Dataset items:
- - - -
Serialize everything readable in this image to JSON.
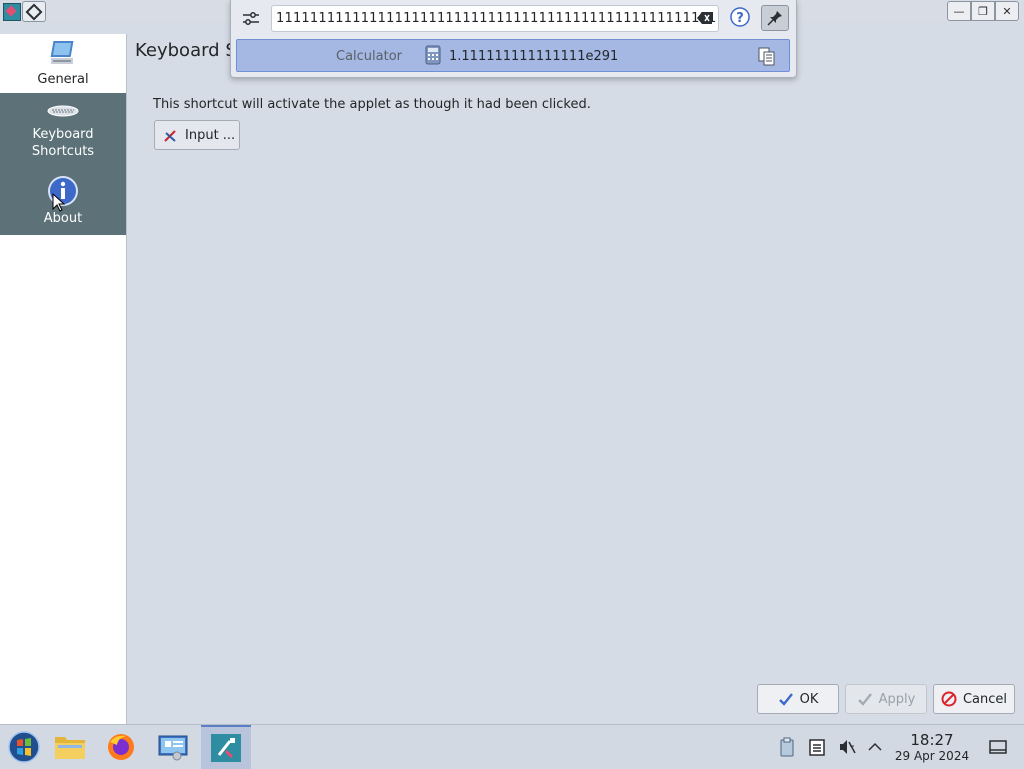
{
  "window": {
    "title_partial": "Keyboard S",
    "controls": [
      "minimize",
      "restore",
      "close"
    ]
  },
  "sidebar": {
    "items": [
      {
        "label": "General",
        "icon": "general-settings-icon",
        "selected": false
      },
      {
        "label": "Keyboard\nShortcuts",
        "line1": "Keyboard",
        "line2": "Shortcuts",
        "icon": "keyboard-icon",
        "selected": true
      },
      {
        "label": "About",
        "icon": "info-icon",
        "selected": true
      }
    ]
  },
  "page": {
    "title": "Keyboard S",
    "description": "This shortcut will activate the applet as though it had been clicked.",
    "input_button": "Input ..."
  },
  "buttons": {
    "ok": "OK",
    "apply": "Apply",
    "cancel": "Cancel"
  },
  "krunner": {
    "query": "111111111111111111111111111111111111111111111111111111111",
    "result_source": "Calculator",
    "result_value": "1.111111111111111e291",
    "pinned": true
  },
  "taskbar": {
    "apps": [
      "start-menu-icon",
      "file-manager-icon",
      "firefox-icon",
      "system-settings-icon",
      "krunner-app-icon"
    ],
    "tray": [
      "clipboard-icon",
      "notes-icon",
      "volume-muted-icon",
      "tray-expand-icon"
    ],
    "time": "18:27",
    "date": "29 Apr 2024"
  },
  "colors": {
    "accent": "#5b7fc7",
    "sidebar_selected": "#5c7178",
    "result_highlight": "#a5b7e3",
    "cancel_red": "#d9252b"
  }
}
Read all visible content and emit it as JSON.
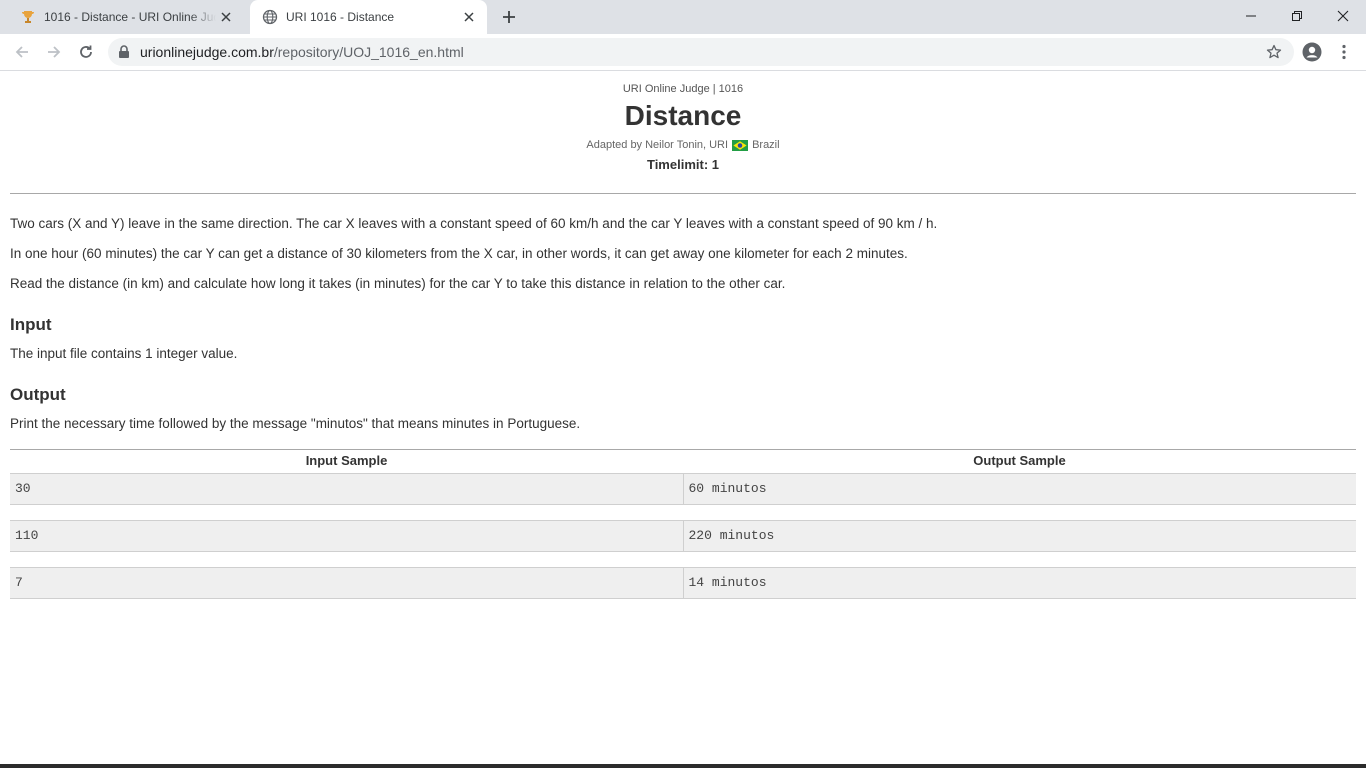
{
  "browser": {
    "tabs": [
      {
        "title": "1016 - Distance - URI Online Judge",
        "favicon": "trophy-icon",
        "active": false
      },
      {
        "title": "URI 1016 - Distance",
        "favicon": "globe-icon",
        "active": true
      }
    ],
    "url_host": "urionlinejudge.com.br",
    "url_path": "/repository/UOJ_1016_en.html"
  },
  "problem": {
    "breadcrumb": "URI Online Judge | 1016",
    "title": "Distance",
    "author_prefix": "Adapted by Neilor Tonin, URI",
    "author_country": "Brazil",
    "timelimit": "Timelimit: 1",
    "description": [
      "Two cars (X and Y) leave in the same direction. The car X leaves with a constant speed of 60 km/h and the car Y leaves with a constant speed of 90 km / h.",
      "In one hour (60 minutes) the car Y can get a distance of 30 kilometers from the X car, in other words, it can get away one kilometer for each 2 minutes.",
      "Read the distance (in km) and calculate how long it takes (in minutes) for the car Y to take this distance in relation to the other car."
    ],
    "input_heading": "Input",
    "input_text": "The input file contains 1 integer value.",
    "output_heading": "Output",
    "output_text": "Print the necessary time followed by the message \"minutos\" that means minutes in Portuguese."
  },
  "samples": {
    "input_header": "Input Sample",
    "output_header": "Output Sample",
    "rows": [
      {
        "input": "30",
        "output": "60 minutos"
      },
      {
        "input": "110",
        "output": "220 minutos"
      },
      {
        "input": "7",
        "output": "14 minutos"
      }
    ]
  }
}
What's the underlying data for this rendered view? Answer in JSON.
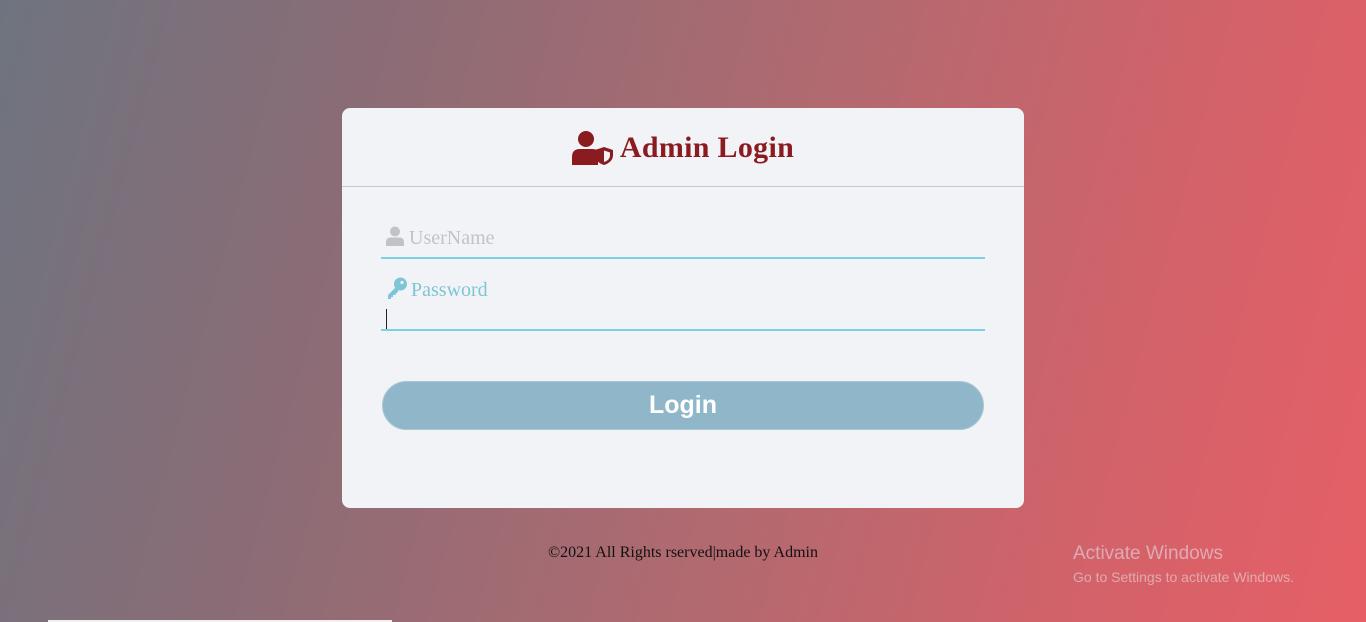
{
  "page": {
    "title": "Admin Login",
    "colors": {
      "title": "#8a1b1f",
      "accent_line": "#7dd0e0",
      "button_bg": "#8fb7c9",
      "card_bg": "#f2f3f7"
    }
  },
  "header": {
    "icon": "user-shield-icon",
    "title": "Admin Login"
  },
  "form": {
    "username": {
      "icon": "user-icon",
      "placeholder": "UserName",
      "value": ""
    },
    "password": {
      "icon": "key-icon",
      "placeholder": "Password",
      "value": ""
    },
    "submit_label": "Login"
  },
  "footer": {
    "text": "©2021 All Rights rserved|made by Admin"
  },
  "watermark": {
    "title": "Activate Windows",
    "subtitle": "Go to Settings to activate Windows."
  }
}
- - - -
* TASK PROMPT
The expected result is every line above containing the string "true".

* PROBLEM SOLUTION
        "selected": true
        "selected": true
    "pinned": true
        "active": true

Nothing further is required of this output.